◆ **Problem to solve**
In the records, find each line where "JSON" occurs, and copy it.

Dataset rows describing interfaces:
☆ ☆ ☆ ☆

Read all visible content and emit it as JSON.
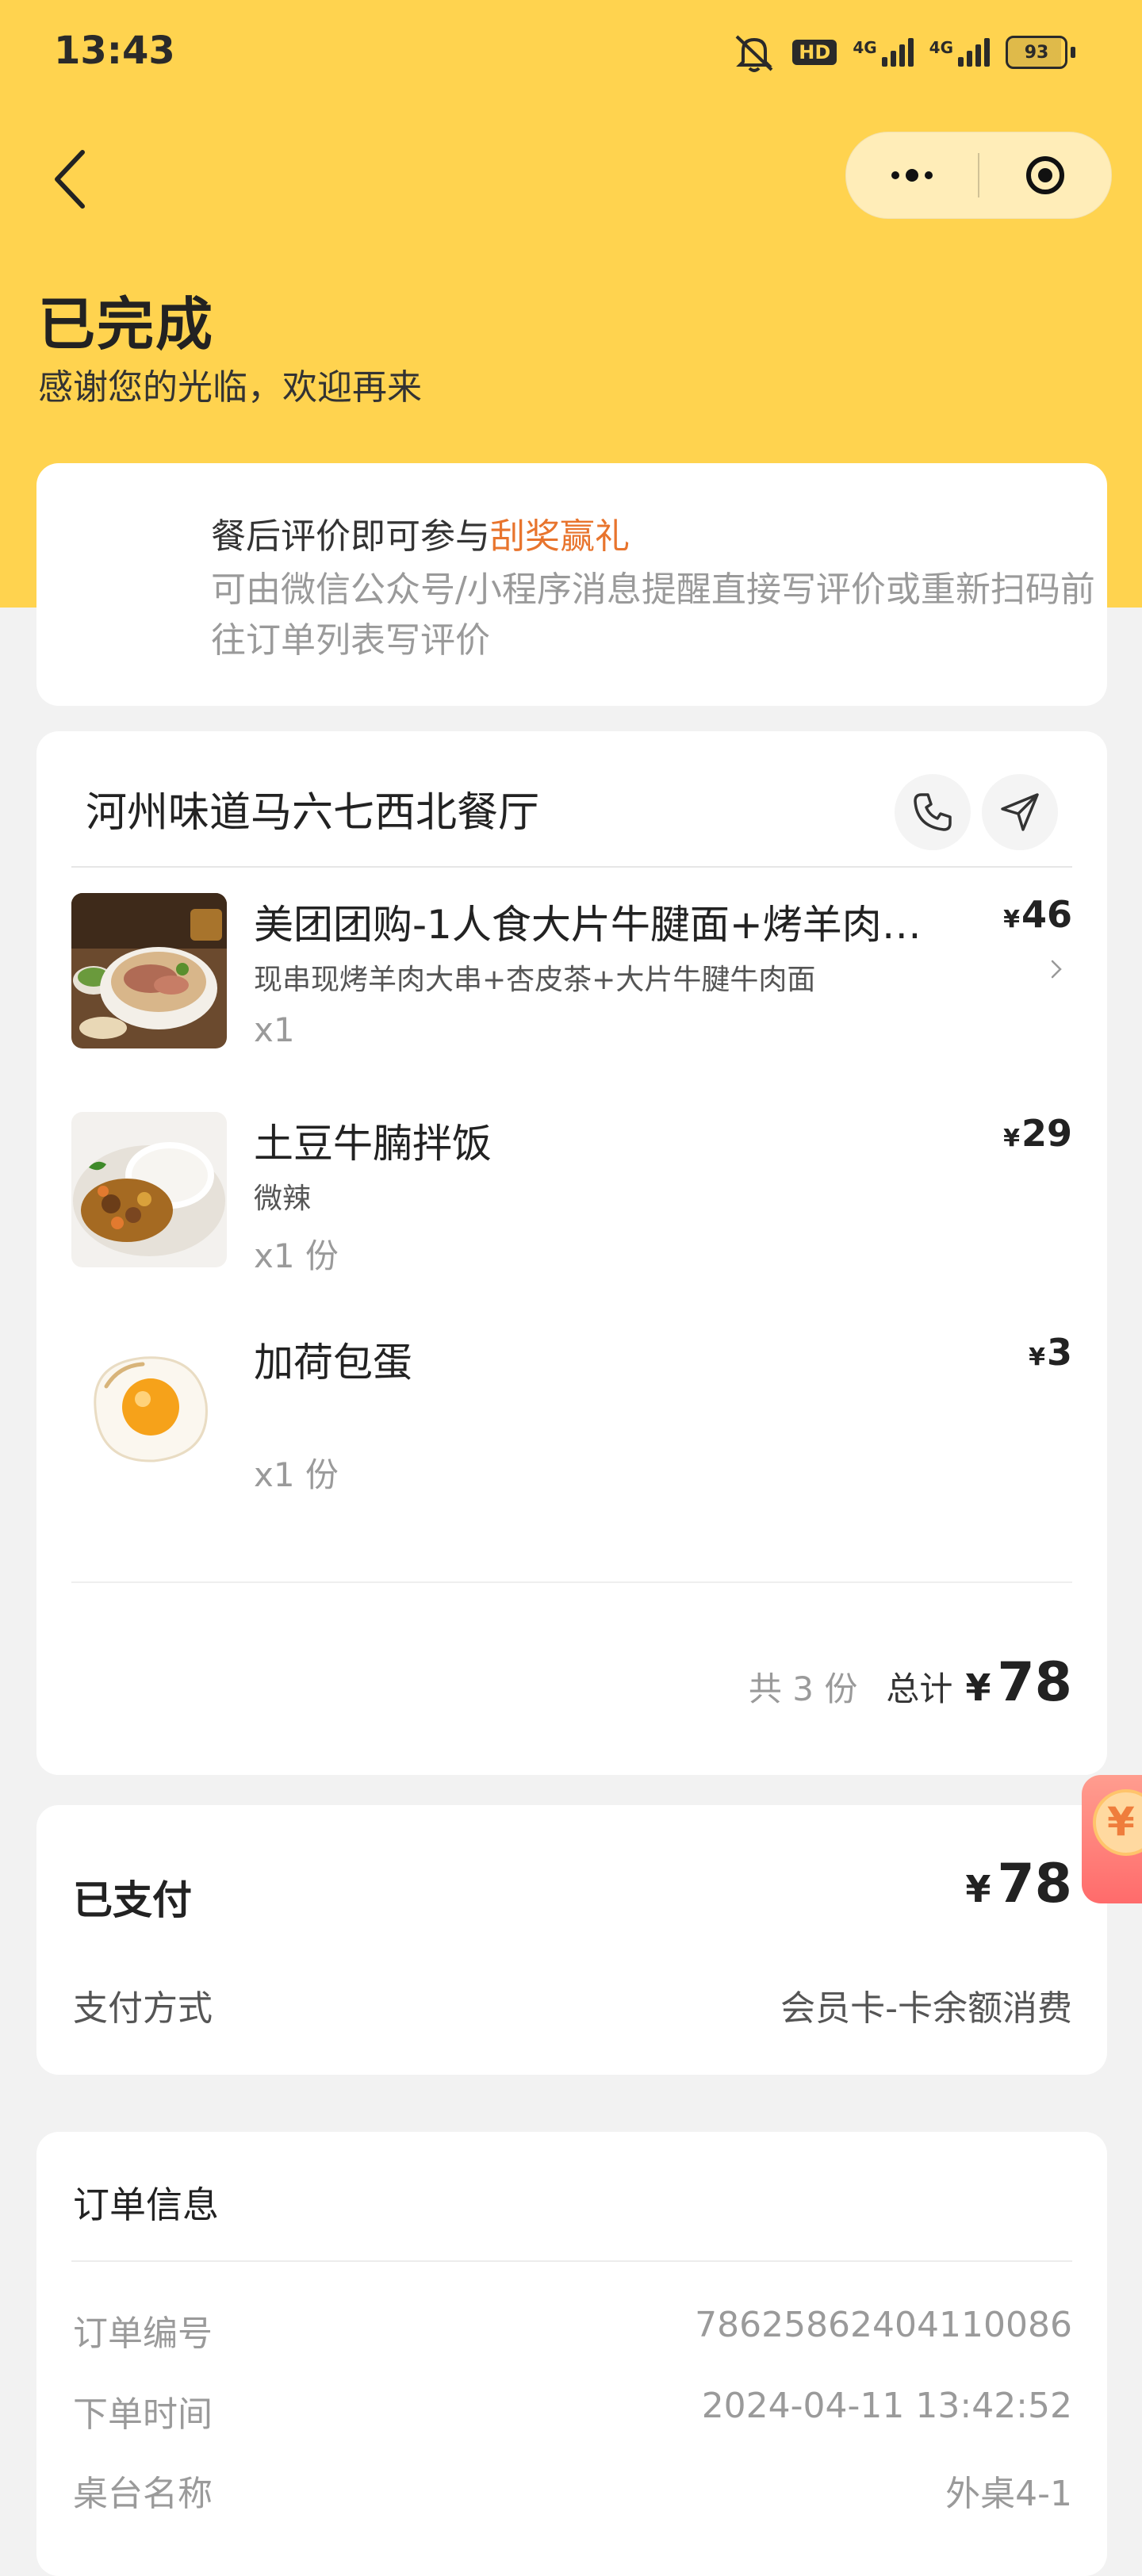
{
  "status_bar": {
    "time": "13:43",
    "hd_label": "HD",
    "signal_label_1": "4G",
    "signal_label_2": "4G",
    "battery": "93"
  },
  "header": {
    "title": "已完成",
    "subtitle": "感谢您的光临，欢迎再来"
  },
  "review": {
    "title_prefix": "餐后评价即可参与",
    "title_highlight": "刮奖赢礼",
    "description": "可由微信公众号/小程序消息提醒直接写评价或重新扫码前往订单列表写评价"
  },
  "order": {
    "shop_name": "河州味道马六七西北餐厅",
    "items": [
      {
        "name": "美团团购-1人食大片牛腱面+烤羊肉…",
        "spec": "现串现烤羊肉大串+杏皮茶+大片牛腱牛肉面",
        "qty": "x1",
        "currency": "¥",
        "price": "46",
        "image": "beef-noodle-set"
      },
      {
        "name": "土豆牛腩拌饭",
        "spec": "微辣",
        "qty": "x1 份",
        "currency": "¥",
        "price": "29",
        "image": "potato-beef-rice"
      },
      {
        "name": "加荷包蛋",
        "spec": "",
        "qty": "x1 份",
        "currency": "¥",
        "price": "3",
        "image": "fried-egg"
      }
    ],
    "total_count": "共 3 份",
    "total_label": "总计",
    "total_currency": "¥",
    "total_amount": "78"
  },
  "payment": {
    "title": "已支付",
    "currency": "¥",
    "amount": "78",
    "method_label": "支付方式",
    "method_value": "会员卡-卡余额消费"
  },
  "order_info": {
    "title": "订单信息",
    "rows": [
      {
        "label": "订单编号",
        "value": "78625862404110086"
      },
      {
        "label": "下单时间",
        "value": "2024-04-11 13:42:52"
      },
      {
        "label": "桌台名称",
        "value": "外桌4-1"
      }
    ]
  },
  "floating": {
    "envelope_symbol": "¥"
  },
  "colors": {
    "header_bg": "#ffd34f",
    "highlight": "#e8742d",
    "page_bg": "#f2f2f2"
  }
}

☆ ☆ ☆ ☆

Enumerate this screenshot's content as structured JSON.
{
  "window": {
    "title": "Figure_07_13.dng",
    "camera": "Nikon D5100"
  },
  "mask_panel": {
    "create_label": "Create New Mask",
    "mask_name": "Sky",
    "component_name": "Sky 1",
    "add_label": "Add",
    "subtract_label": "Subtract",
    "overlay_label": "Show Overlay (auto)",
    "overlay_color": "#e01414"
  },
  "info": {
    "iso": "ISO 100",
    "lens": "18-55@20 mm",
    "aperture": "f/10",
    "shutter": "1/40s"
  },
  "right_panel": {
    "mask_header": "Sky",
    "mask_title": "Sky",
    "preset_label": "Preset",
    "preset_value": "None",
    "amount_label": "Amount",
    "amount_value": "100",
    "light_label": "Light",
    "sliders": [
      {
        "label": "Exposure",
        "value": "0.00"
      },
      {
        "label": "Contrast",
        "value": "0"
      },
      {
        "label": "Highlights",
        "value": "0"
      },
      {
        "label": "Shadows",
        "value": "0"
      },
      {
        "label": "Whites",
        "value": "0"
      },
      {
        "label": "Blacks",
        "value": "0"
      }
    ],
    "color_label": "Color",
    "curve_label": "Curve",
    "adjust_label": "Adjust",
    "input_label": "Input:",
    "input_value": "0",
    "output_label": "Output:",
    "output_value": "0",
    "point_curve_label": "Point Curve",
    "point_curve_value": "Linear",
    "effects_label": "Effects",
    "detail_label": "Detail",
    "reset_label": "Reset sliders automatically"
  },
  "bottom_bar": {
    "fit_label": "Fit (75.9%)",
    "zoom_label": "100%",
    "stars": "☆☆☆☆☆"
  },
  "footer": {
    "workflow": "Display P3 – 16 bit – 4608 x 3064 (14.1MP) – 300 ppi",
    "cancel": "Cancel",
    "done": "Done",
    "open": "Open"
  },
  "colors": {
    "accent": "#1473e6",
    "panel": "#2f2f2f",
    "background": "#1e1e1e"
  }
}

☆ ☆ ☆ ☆

◆ **Final answer**
Read all visible content and emit it as JSON.
Enumerate this screenshot's content as structured JSON.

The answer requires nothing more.